◆ **Task**
Write all of the entries out again exactly, but not the images.

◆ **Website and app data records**

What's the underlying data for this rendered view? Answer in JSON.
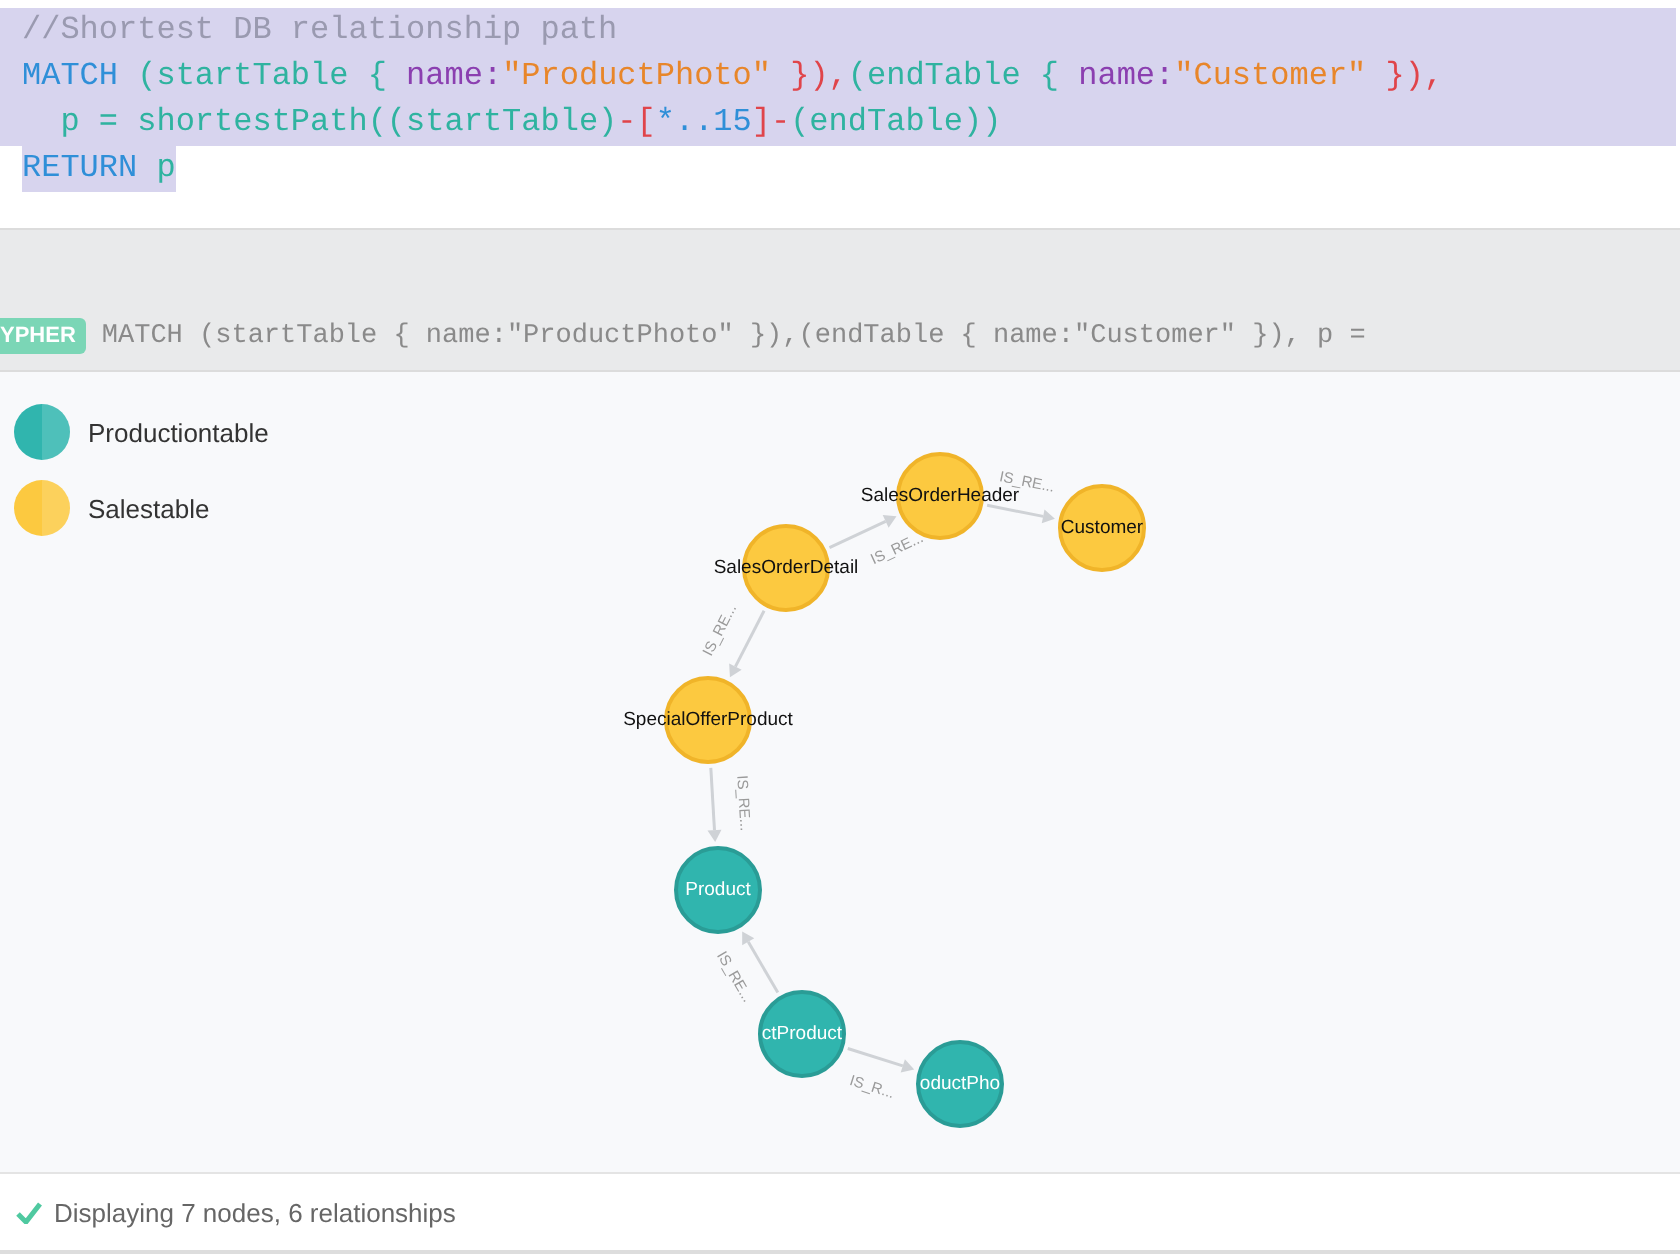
{
  "editor": {
    "lines": [
      {
        "selected": true,
        "tokens": [
          {
            "kind": "comment",
            "text": "//Shortest DB relationship path"
          }
        ]
      },
      {
        "selected": true,
        "tokens": [
          {
            "kind": "keyword",
            "text": "MATCH"
          },
          {
            "kind": "ident",
            "text": " (startTable { "
          },
          {
            "kind": "prop",
            "text": "name:"
          },
          {
            "kind": "string",
            "text": "\"ProductPhoto\""
          },
          {
            "kind": "punct",
            "text": " }),"
          },
          {
            "kind": "ident",
            "text": "(endTable { "
          },
          {
            "kind": "prop",
            "text": "name:"
          },
          {
            "kind": "string",
            "text": "\"Customer\""
          },
          {
            "kind": "punct",
            "text": " }),"
          }
        ]
      },
      {
        "selected": true,
        "tokens": [
          {
            "kind": "ident",
            "text": "  p = shortestPath((startTable)"
          },
          {
            "kind": "punct",
            "text": "-["
          },
          {
            "kind": "number",
            "text": "*..15"
          },
          {
            "kind": "punct",
            "text": "]-"
          },
          {
            "kind": "ident",
            "text": "(endTable))"
          }
        ]
      },
      {
        "selected": true,
        "tokens": [
          {
            "kind": "keyword",
            "text": "RETURN"
          },
          {
            "kind": "ident",
            "text": " p"
          }
        ]
      }
    ]
  },
  "result_bar": {
    "badge": "YPHER",
    "query": "MATCH (startTable { name:\"ProductPhoto\" }),(endTable { name:\"Customer\" }), p ="
  },
  "legend": [
    {
      "kind": "production",
      "label": "Productiontable",
      "color": "#30b5ae"
    },
    {
      "kind": "sales",
      "label": "Salestable",
      "color": "#fcc940"
    }
  ],
  "graph": {
    "nodes": [
      {
        "kind": "sales",
        "label": "SalesOrderHeader"
      },
      {
        "kind": "sales",
        "label": "Customer"
      },
      {
        "kind": "sales",
        "label": "SalesOrderDetail"
      },
      {
        "kind": "sales",
        "label": "SpecialOfferProduct"
      },
      {
        "kind": "production",
        "label": "Product"
      },
      {
        "kind": "production",
        "label": "ctProduct"
      },
      {
        "kind": "production",
        "label": "oductPho"
      }
    ],
    "relationships": [
      {
        "label": "IS_RE..."
      },
      {
        "label": "IS_RE..."
      },
      {
        "label": "IS_RE..."
      },
      {
        "label": "IS_RE..."
      },
      {
        "label": "IS_RE..."
      },
      {
        "label": "IS_R..."
      }
    ]
  },
  "status": {
    "text": "Displaying 7 nodes, 6 relationships"
  }
}
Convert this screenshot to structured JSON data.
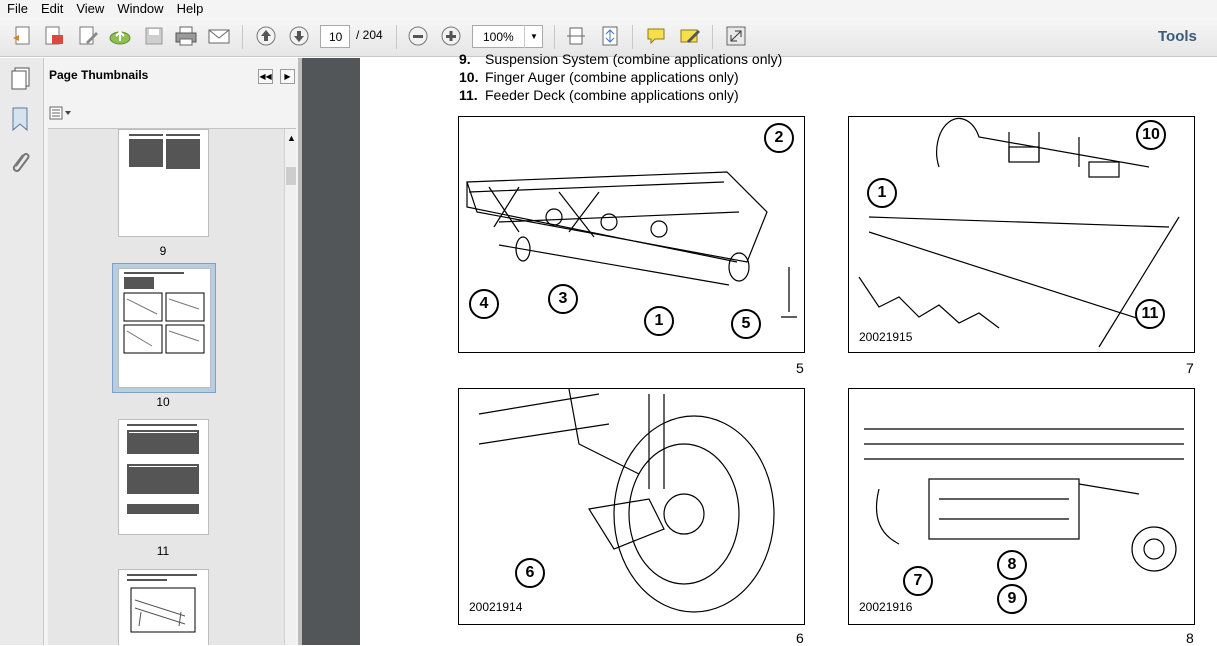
{
  "menu": [
    "File",
    "Edit",
    "View",
    "Window",
    "Help"
  ],
  "toolbar": {
    "page_current": "10",
    "page_total": "/ 204",
    "zoom": "100%",
    "tools_label": "Tools"
  },
  "panel": {
    "title": "Page Thumbnails"
  },
  "thumbnails": [
    {
      "label": "9"
    },
    {
      "label": "10"
    },
    {
      "label": "11"
    },
    {
      "label": ""
    }
  ],
  "document": {
    "list": [
      {
        "num": "9.",
        "text": "Suspension System (combine applications only)"
      },
      {
        "num": "10.",
        "text": "Finger Auger (combine applications only)"
      },
      {
        "num": "11.",
        "text": "Feeder Deck (combine applications only)"
      }
    ],
    "figures": [
      {
        "number": "5",
        "code": "",
        "callouts": [
          "2",
          "4",
          "3",
          "1",
          "5"
        ]
      },
      {
        "number": "7",
        "code": "20021915",
        "callouts": [
          "10",
          "1",
          "11"
        ]
      },
      {
        "number": "6",
        "code": "20021914",
        "callouts": [
          "6"
        ]
      },
      {
        "number": "8",
        "code": "20021916",
        "callouts": [
          "7",
          "8",
          "9"
        ]
      }
    ]
  },
  "icons": [
    "create-pdf-icon",
    "export-pdf-icon",
    "edit-pdf-icon",
    "cloud-upload-icon",
    "save-icon",
    "print-icon",
    "email-icon",
    "page-up-icon",
    "page-down-icon",
    "zoom-out-icon",
    "zoom-in-icon",
    "fit-width-icon",
    "fit-page-icon",
    "comment-icon",
    "sign-icon",
    "fullscreen-icon",
    "page-thumbnails-icon",
    "bookmark-icon",
    "attachment-icon"
  ]
}
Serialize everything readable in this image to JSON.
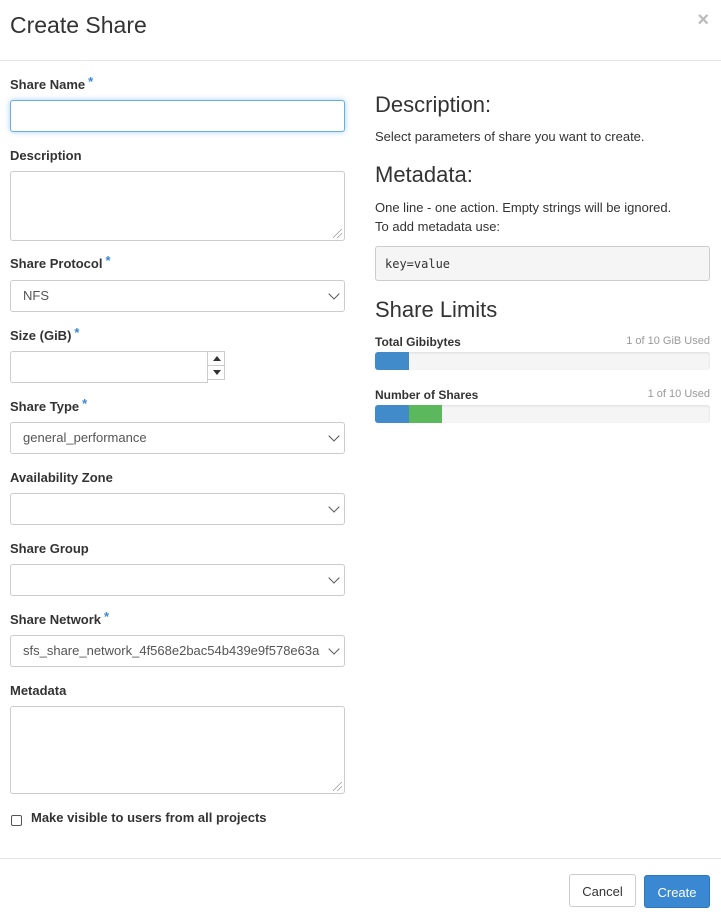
{
  "modal": {
    "title": "Create Share",
    "close_glyph": "×"
  },
  "form": {
    "share_name": {
      "label": "Share Name",
      "required": "*",
      "value": ""
    },
    "description": {
      "label": "Description",
      "value": ""
    },
    "share_protocol": {
      "label": "Share Protocol",
      "required": "*",
      "selected": "NFS"
    },
    "size": {
      "label": "Size (GiB)",
      "required": "*",
      "value": ""
    },
    "share_type": {
      "label": "Share Type",
      "required": "*",
      "selected": "general_performance"
    },
    "availability_zone": {
      "label": "Availability Zone",
      "selected": ""
    },
    "share_group": {
      "label": "Share Group",
      "selected": ""
    },
    "share_network": {
      "label": "Share Network",
      "required": "*",
      "selected": "sfs_share_network_4f568e2bac54b439e9f578e63a"
    },
    "metadata": {
      "label": "Metadata",
      "value": ""
    },
    "public": {
      "label": "Make visible to users from all projects",
      "checked": false
    }
  },
  "help": {
    "description_heading": "Description:",
    "description_text": "Select parameters of share you want to create.",
    "metadata_heading": "Metadata:",
    "metadata_line1": "One line - one action. Empty strings will be ignored.",
    "metadata_line2": "To add metadata use:",
    "metadata_example": "key=value"
  },
  "limits": {
    "heading": "Share Limits",
    "gibibytes": {
      "label": "Total Gibibytes",
      "used_text": "1 of 10 GiB Used",
      "used_fraction": 0.1,
      "used_color": "#428bca"
    },
    "shares": {
      "label": "Number of Shares",
      "used_text": "1 of 10 Used",
      "used_fraction": 0.1,
      "added_fraction": 0.1,
      "used_color": "#428bca",
      "added_color": "#5cb85c"
    }
  },
  "footer": {
    "cancel_label": "Cancel",
    "create_label": "Create"
  }
}
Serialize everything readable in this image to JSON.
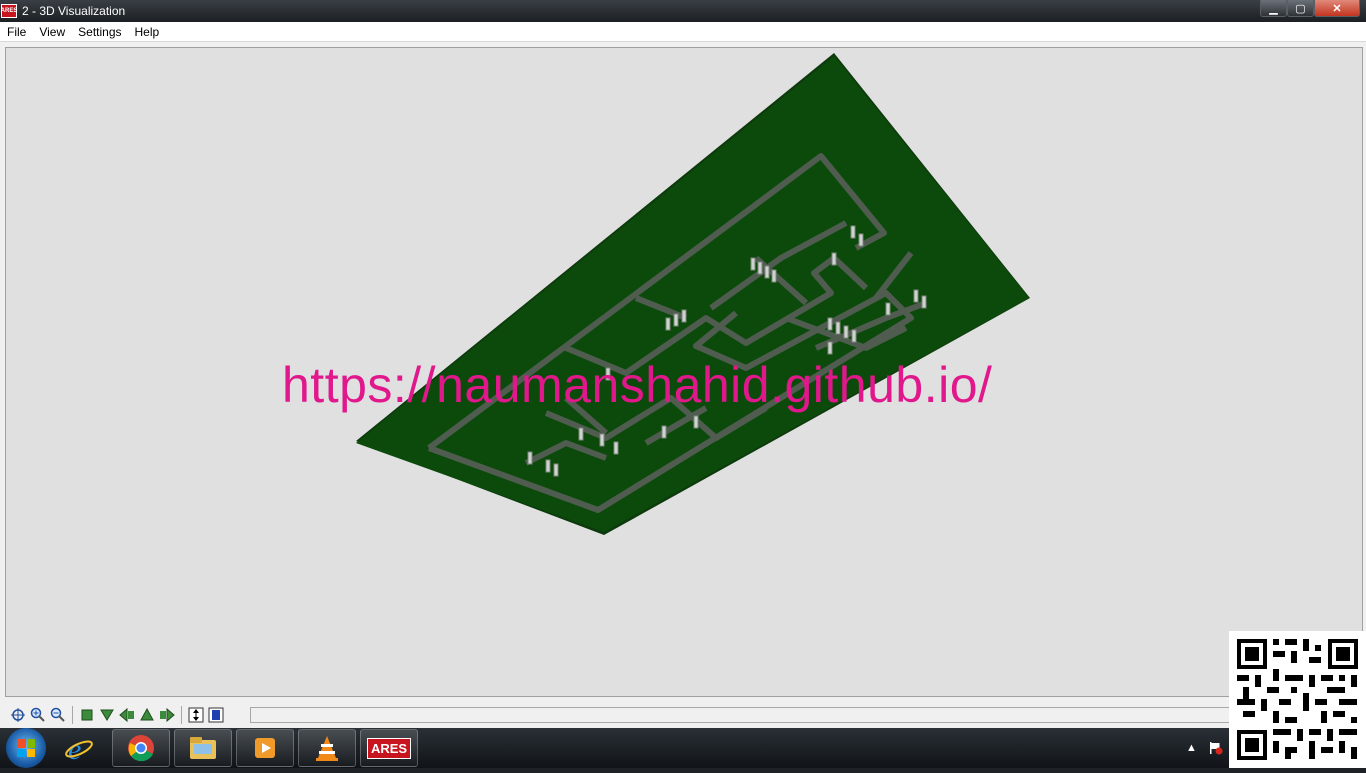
{
  "window": {
    "app_icon_text": "ARES",
    "title": "2 - 3D Visualization",
    "minimize_label": "▁",
    "maximize_label": "▢",
    "close_label": "✕"
  },
  "menu": [
    "File",
    "View",
    "Settings",
    "Help"
  ],
  "watermark": "https://naumanshahid.github.io/",
  "toolbar": {
    "icons": [
      "crosshair-icon",
      "zoom-in-icon",
      "zoom-out-icon",
      "top-view-icon",
      "front-view-icon",
      "left-view-icon",
      "rear-view-icon",
      "right-view-icon",
      "height-icon",
      "components-icon"
    ]
  },
  "taskbar": {
    "items": [
      "internet-explorer-icon",
      "chrome-icon",
      "file-explorer-icon",
      "media-player-icon",
      "vlc-icon",
      "ares-icon"
    ],
    "ares_label": "ARES",
    "tray_arrow": "▲"
  },
  "colors": {
    "board": "#0a4a0a",
    "trace": "#4d5a4d",
    "watermark": "#e0188c"
  }
}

◆ **Solution to this task**
What's the underlying data for this rendered view? Answer in JSON.
{
  "editor": {
    "lines": [
      {
        "selected": true,
        "tokens": [
          {
            "kind": "comment",
            "text": "//Shortest DB relationship path"
          }
        ]
      },
      {
        "selected": true,
        "tokens": [
          {
            "kind": "keyword",
            "text": "MATCH"
          },
          {
            "kind": "ident",
            "text": " (startTable { "
          },
          {
            "kind": "prop",
            "text": "name:"
          },
          {
            "kind": "string",
            "text": "\"ProductPhoto\""
          },
          {
            "kind": "punct",
            "text": " }),"
          },
          {
            "kind": "ident",
            "text": "(endTable { "
          },
          {
            "kind": "prop",
            "text": "name:"
          },
          {
            "kind": "string",
            "text": "\"Customer\""
          },
          {
            "kind": "punct",
            "text": " }),"
          }
        ]
      },
      {
        "selected": true,
        "tokens": [
          {
            "kind": "ident",
            "text": "  p = shortestPath((startTable)"
          },
          {
            "kind": "punct",
            "text": "-["
          },
          {
            "kind": "number",
            "text": "*..15"
          },
          {
            "kind": "punct",
            "text": "]-"
          },
          {
            "kind": "ident",
            "text": "(endTable))"
          }
        ]
      },
      {
        "selected": true,
        "tokens": [
          {
            "kind": "keyword",
            "text": "RETURN"
          },
          {
            "kind": "ident",
            "text": " p"
          }
        ]
      }
    ]
  },
  "result_bar": {
    "badge": "YPHER",
    "query": "MATCH (startTable { name:\"ProductPhoto\" }),(endTable { name:\"Customer\" }), p ="
  },
  "legend": [
    {
      "kind": "production",
      "label": "Productiontable",
      "color": "#30b5ae"
    },
    {
      "kind": "sales",
      "label": "Salestable",
      "color": "#fcc940"
    }
  ],
  "graph": {
    "nodes": [
      {
        "kind": "sales",
        "label": "SalesOrderHeader"
      },
      {
        "kind": "sales",
        "label": "Customer"
      },
      {
        "kind": "sales",
        "label": "SalesOrderDetail"
      },
      {
        "kind": "sales",
        "label": "SpecialOfferProduct"
      },
      {
        "kind": "production",
        "label": "Product"
      },
      {
        "kind": "production",
        "label": "ctProduct"
      },
      {
        "kind": "production",
        "label": "oductPho"
      }
    ],
    "relationships": [
      {
        "label": "IS_RE..."
      },
      {
        "label": "IS_RE..."
      },
      {
        "label": "IS_RE..."
      },
      {
        "label": "IS_RE..."
      },
      {
        "label": "IS_RE..."
      },
      {
        "label": "IS_R..."
      }
    ]
  },
  "status": {
    "text": "Displaying 7 nodes, 6 relationships"
  }
}
Convert this screenshot to structured JSON data.
{
  "menu": [
    "File",
    "Edit",
    "View",
    "Window",
    "Help"
  ],
  "toolbar": {
    "page_current": "10",
    "page_total": "/ 204",
    "zoom": "100%",
    "tools_label": "Tools"
  },
  "panel": {
    "title": "Page Thumbnails"
  },
  "thumbnails": [
    {
      "label": "9"
    },
    {
      "label": "10"
    },
    {
      "label": "11"
    },
    {
      "label": ""
    }
  ],
  "document": {
    "list": [
      {
        "num": "9.",
        "text": "Suspension System (combine applications only)"
      },
      {
        "num": "10.",
        "text": "Finger Auger (combine applications only)"
      },
      {
        "num": "11.",
        "text": "Feeder Deck (combine applications only)"
      }
    ],
    "figures": [
      {
        "number": "5",
        "code": "",
        "callouts": [
          "2",
          "4",
          "3",
          "1",
          "5"
        ]
      },
      {
        "number": "7",
        "code": "20021915",
        "callouts": [
          "10",
          "1",
          "11"
        ]
      },
      {
        "number": "6",
        "code": "20021914",
        "callouts": [
          "6"
        ]
      },
      {
        "number": "8",
        "code": "20021916",
        "callouts": [
          "7",
          "8",
          "9"
        ]
      }
    ]
  },
  "icons": [
    "create-pdf-icon",
    "export-pdf-icon",
    "edit-pdf-icon",
    "cloud-upload-icon",
    "save-icon",
    "print-icon",
    "email-icon",
    "page-up-icon",
    "page-down-icon",
    "zoom-out-icon",
    "zoom-in-icon",
    "fit-width-icon",
    "fit-page-icon",
    "comment-icon",
    "sign-icon",
    "fullscreen-icon",
    "page-thumbnails-icon",
    "bookmark-icon",
    "attachment-icon"
  ]
}
Serialize everything readable in this image to JSON.
{
  "modal": {
    "title": "Create Share",
    "close_glyph": "×"
  },
  "form": {
    "share_name": {
      "label": "Share Name",
      "required": "*",
      "value": ""
    },
    "description": {
      "label": "Description",
      "value": ""
    },
    "share_protocol": {
      "label": "Share Protocol",
      "required": "*",
      "selected": "NFS"
    },
    "size": {
      "label": "Size (GiB)",
      "required": "*",
      "value": ""
    },
    "share_type": {
      "label": "Share Type",
      "required": "*",
      "selected": "general_performance"
    },
    "availability_zone": {
      "label": "Availability Zone",
      "selected": ""
    },
    "share_group": {
      "label": "Share Group",
      "selected": ""
    },
    "share_network": {
      "label": "Share Network",
      "required": "*",
      "selected": "sfs_share_network_4f568e2bac54b439e9f578e63a"
    },
    "metadata": {
      "label": "Metadata",
      "value": ""
    },
    "public": {
      "label": "Make visible to users from all projects",
      "checked": false
    }
  },
  "help": {
    "description_heading": "Description:",
    "description_text": "Select parameters of share you want to create.",
    "metadata_heading": "Metadata:",
    "metadata_line1": "One line - one action. Empty strings will be ignored.",
    "metadata_line2": "To add metadata use:",
    "metadata_example": "key=value"
  },
  "limits": {
    "heading": "Share Limits",
    "gibibytes": {
      "label": "Total Gibibytes",
      "used_text": "1 of 10 GiB Used",
      "used_fraction": 0.1,
      "used_color": "#428bca"
    },
    "shares": {
      "label": "Number of Shares",
      "used_text": "1 of 10 Used",
      "used_fraction": 0.1,
      "added_fraction": 0.1,
      "used_color": "#428bca",
      "added_color": "#5cb85c"
    }
  },
  "footer": {
    "cancel_label": "Cancel",
    "create_label": "Create"
  }
}
Serialize everything readable in this image to JSON.
{
  "window": {
    "app_icon_text": "ARES",
    "title": "2 - 3D Visualization",
    "minimize_label": "▁",
    "maximize_label": "▢",
    "close_label": "✕"
  },
  "menu": [
    "File",
    "View",
    "Settings",
    "Help"
  ],
  "watermark": "https://naumanshahid.github.io/",
  "toolbar": {
    "icons": [
      "crosshair-icon",
      "zoom-in-icon",
      "zoom-out-icon",
      "top-view-icon",
      "front-view-icon",
      "left-view-icon",
      "rear-view-icon",
      "right-view-icon",
      "height-icon",
      "components-icon"
    ]
  },
  "taskbar": {
    "items": [
      "internet-explorer-icon",
      "chrome-icon",
      "file-explorer-icon",
      "media-player-icon",
      "vlc-icon",
      "ares-icon"
    ],
    "ares_label": "ARES",
    "tray_arrow": "▲"
  },
  "colors": {
    "board": "#0a4a0a",
    "trace": "#4d5a4d",
    "watermark": "#e0188c"
  }
}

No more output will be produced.